The ThinkSpace team will address two main research questions: 1) How can spatial tasks that blend physical and virtual models be embedded into a STEM curriculum in ways that lead to significant improvements in spatial thinking? and 2) How can practitioners optimize design of interactive, dynamic visualizations for teaching spatially complex concepts? The first year of the study will examine two of the lab units with four teachers and about 320 students. The second year of the study will be similar. The third year of the study will test all three lab units in 10 classrooms. Over this study, each week-long ThinkSpace Lab will be formatively tested, using pre/post written assessments of astronomy content and spatial thinking; pre/post interviews with students; and in-class video of students using the lab activities.
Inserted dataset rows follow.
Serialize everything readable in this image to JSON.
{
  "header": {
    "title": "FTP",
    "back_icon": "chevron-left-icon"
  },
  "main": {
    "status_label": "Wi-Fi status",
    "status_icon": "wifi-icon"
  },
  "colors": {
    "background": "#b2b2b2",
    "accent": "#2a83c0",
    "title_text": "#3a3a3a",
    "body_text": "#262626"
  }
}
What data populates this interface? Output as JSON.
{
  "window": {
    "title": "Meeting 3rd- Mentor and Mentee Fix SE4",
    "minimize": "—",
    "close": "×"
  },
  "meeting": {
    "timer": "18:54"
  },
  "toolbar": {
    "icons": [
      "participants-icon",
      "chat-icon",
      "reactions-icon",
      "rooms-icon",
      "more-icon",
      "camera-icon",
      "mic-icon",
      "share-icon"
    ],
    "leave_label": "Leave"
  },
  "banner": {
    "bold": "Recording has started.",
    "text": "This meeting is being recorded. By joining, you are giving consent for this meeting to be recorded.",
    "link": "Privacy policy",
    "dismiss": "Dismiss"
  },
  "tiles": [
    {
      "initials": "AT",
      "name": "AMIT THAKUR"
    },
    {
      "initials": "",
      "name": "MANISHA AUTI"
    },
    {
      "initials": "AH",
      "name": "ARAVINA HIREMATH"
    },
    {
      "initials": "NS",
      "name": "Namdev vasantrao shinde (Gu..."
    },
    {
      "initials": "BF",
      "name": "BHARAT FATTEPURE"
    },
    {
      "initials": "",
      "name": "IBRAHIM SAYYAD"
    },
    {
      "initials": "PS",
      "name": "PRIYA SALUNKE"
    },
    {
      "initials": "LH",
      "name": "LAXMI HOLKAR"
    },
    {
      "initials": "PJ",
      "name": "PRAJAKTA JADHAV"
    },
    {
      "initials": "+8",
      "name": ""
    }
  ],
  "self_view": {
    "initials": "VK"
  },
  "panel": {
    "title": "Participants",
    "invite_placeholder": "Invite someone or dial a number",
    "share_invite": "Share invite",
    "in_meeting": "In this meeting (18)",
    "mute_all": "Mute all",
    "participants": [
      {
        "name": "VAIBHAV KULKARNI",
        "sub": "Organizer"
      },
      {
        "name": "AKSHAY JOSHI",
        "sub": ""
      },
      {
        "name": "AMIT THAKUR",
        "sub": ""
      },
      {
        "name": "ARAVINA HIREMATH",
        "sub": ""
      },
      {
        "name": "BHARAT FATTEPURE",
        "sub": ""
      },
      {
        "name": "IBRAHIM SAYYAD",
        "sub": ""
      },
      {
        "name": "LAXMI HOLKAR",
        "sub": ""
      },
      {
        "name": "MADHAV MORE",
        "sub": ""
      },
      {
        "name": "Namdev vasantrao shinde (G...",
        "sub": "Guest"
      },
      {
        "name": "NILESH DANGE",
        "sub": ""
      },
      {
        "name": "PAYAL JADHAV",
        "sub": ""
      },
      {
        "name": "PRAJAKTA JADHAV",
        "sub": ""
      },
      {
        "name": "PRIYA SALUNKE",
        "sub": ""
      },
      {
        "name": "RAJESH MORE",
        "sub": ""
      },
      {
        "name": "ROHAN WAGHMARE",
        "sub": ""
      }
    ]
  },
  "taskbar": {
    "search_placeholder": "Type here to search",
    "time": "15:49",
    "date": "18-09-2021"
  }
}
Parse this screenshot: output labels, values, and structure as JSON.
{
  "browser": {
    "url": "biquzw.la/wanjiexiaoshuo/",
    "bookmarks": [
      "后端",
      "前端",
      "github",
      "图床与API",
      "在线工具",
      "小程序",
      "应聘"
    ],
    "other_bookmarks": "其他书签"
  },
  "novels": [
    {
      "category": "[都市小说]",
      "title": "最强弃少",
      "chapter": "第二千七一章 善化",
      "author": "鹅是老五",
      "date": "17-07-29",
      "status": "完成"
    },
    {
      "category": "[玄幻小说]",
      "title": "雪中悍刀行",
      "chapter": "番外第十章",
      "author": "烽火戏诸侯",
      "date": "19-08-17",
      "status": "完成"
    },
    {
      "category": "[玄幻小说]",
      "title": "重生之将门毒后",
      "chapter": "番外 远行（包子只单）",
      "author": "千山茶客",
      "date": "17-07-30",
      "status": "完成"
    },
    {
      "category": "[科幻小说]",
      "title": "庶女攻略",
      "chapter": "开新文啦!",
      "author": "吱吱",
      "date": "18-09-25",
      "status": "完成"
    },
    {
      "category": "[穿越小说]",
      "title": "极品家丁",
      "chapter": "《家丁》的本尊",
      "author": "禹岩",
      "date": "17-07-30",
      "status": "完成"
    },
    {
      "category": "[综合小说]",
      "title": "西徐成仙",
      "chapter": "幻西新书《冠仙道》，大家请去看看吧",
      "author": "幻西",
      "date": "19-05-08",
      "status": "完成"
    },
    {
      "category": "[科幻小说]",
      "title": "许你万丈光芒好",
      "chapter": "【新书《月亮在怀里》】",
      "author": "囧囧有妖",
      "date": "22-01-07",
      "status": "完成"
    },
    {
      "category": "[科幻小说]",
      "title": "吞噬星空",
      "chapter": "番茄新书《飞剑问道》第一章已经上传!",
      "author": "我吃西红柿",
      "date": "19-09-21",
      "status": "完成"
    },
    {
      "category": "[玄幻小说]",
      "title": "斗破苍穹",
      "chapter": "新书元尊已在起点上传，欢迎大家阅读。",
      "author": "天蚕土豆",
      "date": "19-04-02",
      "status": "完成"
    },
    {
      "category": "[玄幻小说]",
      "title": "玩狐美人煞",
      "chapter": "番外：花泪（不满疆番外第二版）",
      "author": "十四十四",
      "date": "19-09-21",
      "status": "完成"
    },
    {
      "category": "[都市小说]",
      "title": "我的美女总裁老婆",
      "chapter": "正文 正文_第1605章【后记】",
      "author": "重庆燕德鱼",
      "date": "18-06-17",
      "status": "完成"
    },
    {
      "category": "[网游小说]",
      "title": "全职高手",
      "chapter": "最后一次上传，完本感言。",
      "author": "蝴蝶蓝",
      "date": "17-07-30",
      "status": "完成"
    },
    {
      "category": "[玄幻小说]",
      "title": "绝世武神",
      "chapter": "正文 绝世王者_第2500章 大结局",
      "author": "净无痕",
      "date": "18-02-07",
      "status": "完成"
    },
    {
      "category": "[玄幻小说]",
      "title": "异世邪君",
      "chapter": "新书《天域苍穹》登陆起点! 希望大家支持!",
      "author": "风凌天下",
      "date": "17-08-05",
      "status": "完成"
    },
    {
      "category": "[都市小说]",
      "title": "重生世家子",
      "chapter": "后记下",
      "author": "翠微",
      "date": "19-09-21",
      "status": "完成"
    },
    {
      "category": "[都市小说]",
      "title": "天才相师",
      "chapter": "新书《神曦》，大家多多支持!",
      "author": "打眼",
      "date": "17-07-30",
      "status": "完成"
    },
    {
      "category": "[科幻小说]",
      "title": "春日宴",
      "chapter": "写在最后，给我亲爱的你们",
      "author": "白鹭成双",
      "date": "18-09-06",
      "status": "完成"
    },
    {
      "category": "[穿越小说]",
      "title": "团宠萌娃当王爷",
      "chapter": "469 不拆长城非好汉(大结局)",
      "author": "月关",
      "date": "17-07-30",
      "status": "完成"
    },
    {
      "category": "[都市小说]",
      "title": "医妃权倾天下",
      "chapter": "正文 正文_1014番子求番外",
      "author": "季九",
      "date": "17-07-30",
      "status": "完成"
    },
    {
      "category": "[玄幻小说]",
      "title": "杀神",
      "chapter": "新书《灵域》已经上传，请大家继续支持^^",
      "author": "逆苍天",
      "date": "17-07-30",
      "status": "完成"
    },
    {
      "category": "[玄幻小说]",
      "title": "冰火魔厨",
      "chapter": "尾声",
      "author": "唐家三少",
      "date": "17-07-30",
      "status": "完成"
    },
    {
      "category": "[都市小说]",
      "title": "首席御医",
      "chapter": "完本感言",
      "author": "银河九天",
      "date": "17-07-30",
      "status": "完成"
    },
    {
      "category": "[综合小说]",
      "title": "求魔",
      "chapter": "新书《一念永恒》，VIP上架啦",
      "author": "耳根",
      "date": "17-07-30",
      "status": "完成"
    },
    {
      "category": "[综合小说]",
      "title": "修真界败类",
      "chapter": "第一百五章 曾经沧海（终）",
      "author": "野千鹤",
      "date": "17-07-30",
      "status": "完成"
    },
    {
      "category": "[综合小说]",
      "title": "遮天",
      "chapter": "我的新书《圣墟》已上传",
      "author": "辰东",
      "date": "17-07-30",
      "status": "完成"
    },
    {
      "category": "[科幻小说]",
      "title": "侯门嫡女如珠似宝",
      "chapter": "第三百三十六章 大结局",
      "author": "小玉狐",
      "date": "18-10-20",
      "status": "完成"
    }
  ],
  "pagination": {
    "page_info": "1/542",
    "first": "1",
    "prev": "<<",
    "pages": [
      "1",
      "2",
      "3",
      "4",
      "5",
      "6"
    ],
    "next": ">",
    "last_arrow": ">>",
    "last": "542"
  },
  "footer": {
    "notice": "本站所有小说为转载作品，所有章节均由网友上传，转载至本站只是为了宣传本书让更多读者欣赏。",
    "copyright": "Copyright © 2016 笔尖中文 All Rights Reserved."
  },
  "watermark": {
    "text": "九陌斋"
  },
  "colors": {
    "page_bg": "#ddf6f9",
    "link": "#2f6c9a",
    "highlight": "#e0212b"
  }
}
Scaffolded learning designs will support students in making connections between different spatial views of the phenomena, and will guide them to construct explanations and argue from evidence about how various phenomena (e.g. moon phases) arise in the real Universe, as Next Generation Science Standards demand. The impact of the ThinkSpace labs will be felt far beyond astronomy because the learning models being tested can transfer to other fields where spatial models are critical, and findings on optimization of dynamic visualizations can help to inform instructional design in the age of online learning. The Discovery Research K-12 program (DRK-12) seeks to significantly enhance the learning and teaching of science, technology, engineering and mathematics (STEM) by preK-12 students and teachers, through research and development of innovative resources, models and tools (RMTs). Projects in the DRK-12 program build on fundamental research in STEM education and prior research and development efforts that provide theoretical and empirical justification for proposed projects.

Pages

Subscribe to Quasi-experimental